Okay, a few bits and pieces in my life recently, but nothing major (or interesting) enough to warrant a blog post. Instead, I bring more useful Windows (and general) tidbits:
- If you want to bring up the original (read: less bloated) Media Player in Windows, click Start, Run and type mplayer2 then click OK. This was the one that was the main player in Windows 98 I think…
- If you’re programming using ODBC and the thing is running painfully slowly, check that you haven’t got ODBC tracing switched on. Click Start > Control Panel > Administrative Tools > Data Sources (ODBC) then click the Tracing tab. If it’s on switch it off. ODBC Tracing is phenomenally slow!
- The progress bar in Internet Explorer is quite often faked and has no bearing on reality. If you’re loading websites (particularly dynamically generated ones) and the progress bar looks like it’s going up at a fairly even pace, view it with suspicion.
Basically in many cases, websites don’t bother telling the browser in advance the size of the page. If the browser doesn’t know this, there’s no way for it to tell whether the page is almost done, or whether there’s a whole load more to come. So, it fakes it!
- For a rundown of all the important parts of your computer (including system uptime, network cards, memory, etc.) go to Start > Run, type cmd to bring up the command prompt, then type systeminfo and then Enter. It’ll list a whole bunch of useful information.
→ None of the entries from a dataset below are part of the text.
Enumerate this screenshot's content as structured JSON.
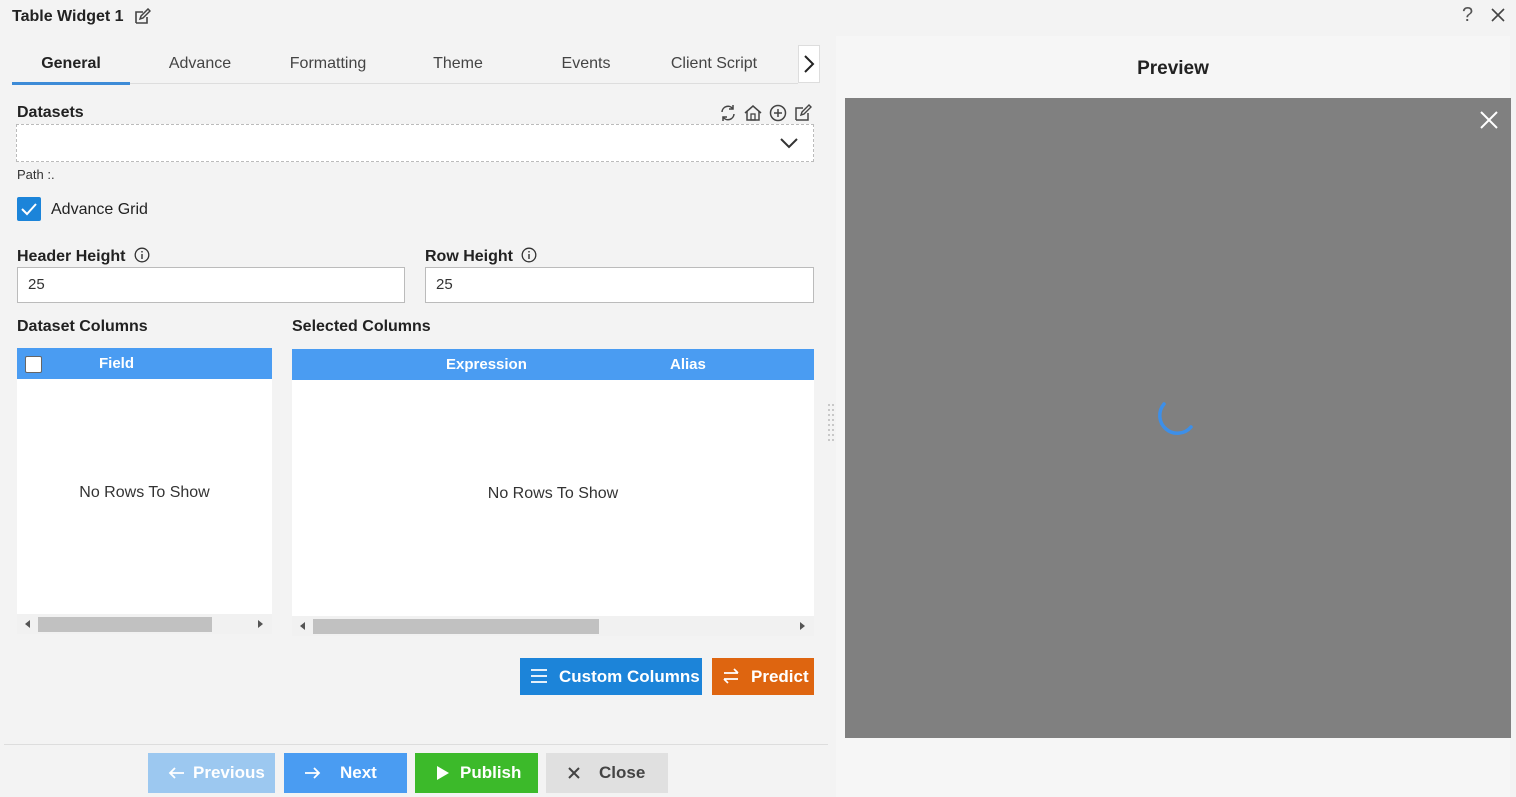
{
  "window": {
    "title": "Table Widget 1",
    "help_label": "?"
  },
  "tabs": [
    {
      "label": "General",
      "active": true
    },
    {
      "label": "Advance"
    },
    {
      "label": "Formatting"
    },
    {
      "label": "Theme"
    },
    {
      "label": "Events"
    },
    {
      "label": "Client Script"
    }
  ],
  "datasets": {
    "label": "Datasets",
    "value": "",
    "path_label": "Path :."
  },
  "advance_grid": {
    "label": "Advance Grid",
    "checked": true
  },
  "header_height": {
    "label": "Header Height",
    "value": "25"
  },
  "row_height": {
    "label": "Row Height",
    "value": "25"
  },
  "dataset_columns": {
    "label": "Dataset Columns",
    "header": "Field",
    "empty_text": "No Rows To Show"
  },
  "selected_columns": {
    "label": "Selected Columns",
    "headers": [
      "Expression",
      "Alias"
    ],
    "empty_text": "No Rows To Show"
  },
  "actions": {
    "custom_columns": "Custom Columns",
    "predict": "Predict"
  },
  "footer": {
    "previous": "Previous",
    "next": "Next",
    "publish": "Publish",
    "close": "Close"
  },
  "preview": {
    "title": "Preview"
  },
  "colors": {
    "accent": "#1c84d9",
    "grid_header": "#4a9cf2",
    "predict": "#de6510",
    "publish": "#3cba2a",
    "previous_disabled": "#9cc8f0",
    "next": "#4a9cf2",
    "close": "#e0e0e0",
    "preview_bg": "#808080"
  }
}
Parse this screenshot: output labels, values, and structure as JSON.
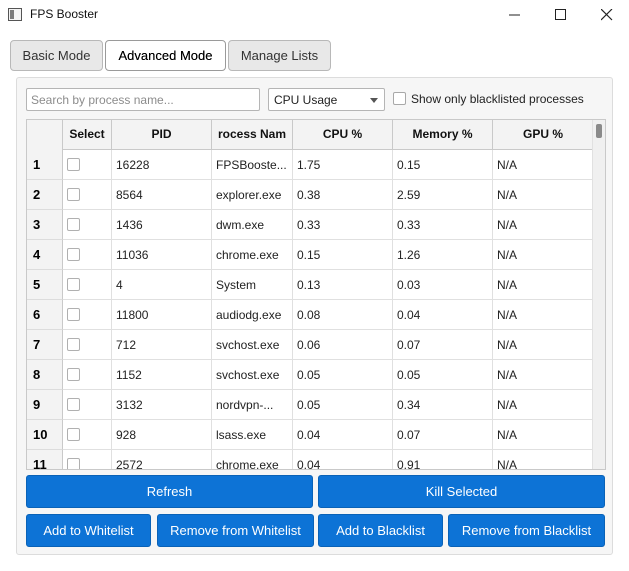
{
  "window": {
    "title": "FPS Booster"
  },
  "tabs": [
    {
      "label": "Basic Mode",
      "active": false
    },
    {
      "label": "Advanced Mode",
      "active": true
    },
    {
      "label": "Manage Lists",
      "active": false
    }
  ],
  "filters": {
    "search_placeholder": "Search by process name...",
    "sort_by": "CPU Usage",
    "blacklist_only_label": "Show only blacklisted processes",
    "blacklist_only_checked": false
  },
  "table": {
    "columns": [
      "Select",
      "PID",
      "rocess Nam",
      "CPU %",
      "Memory %",
      "GPU %"
    ],
    "rows": [
      {
        "num": "1",
        "pid": "16228",
        "name": "FPSBooste...",
        "cpu": "1.75",
        "mem": "0.15",
        "gpu": "N/A"
      },
      {
        "num": "2",
        "pid": "8564",
        "name": "explorer.exe",
        "cpu": "0.38",
        "mem": "2.59",
        "gpu": "N/A"
      },
      {
        "num": "3",
        "pid": "1436",
        "name": "dwm.exe",
        "cpu": "0.33",
        "mem": "0.33",
        "gpu": "N/A"
      },
      {
        "num": "4",
        "pid": "11036",
        "name": "chrome.exe",
        "cpu": "0.15",
        "mem": "1.26",
        "gpu": "N/A"
      },
      {
        "num": "5",
        "pid": "4",
        "name": "System",
        "cpu": "0.13",
        "mem": "0.03",
        "gpu": "N/A"
      },
      {
        "num": "6",
        "pid": "11800",
        "name": "audiodg.exe",
        "cpu": "0.08",
        "mem": "0.04",
        "gpu": "N/A"
      },
      {
        "num": "7",
        "pid": "712",
        "name": "svchost.exe",
        "cpu": "0.06",
        "mem": "0.07",
        "gpu": "N/A"
      },
      {
        "num": "8",
        "pid": "1152",
        "name": "svchost.exe",
        "cpu": "0.05",
        "mem": "0.05",
        "gpu": "N/A"
      },
      {
        "num": "9",
        "pid": "3132",
        "name": "nordvpn-...",
        "cpu": "0.05",
        "mem": "0.34",
        "gpu": "N/A"
      },
      {
        "num": "10",
        "pid": "928",
        "name": "lsass.exe",
        "cpu": "0.04",
        "mem": "0.07",
        "gpu": "N/A"
      },
      {
        "num": "11",
        "pid": "2572",
        "name": "chrome.exe",
        "cpu": "0.04",
        "mem": "0.91",
        "gpu": "N/A"
      }
    ]
  },
  "actions": {
    "refresh": "Refresh",
    "kill": "Kill Selected",
    "add_whitelist": "Add to Whitelist",
    "remove_whitelist": "Remove from Whitelist",
    "add_blacklist": "Add to Blacklist",
    "remove_blacklist": "Remove from Blacklist"
  },
  "colors": {
    "accent": "#0d73d6"
  }
}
- If you want to drag and drop a file, but you realise immediately that the window you want to drop it to isn’t visible, drag your thing down to the taskbar and leave it over the window you want for a few seconds. The window will pop up and you can ‘drop’. Don’t ‘drop’ onto the taskbar itself; Windows will moan if you do this.
- More drag and drop: did you know that you can (in many places) drag and drop text. It’s sometimes quicker/more convenient than using the clipboard. If you hold down Ctrl after you’ve started dragging (but before you drop) it’ll make a copy. This is also normally true if you drag and drop files.
- If you have a tabbed environment (Firefox, for example) Ctrl+F4 will normally close just that tab. Ctrl+TAB will actually switch to the next Tab. Ctrl+Shift+TAB will go backwards!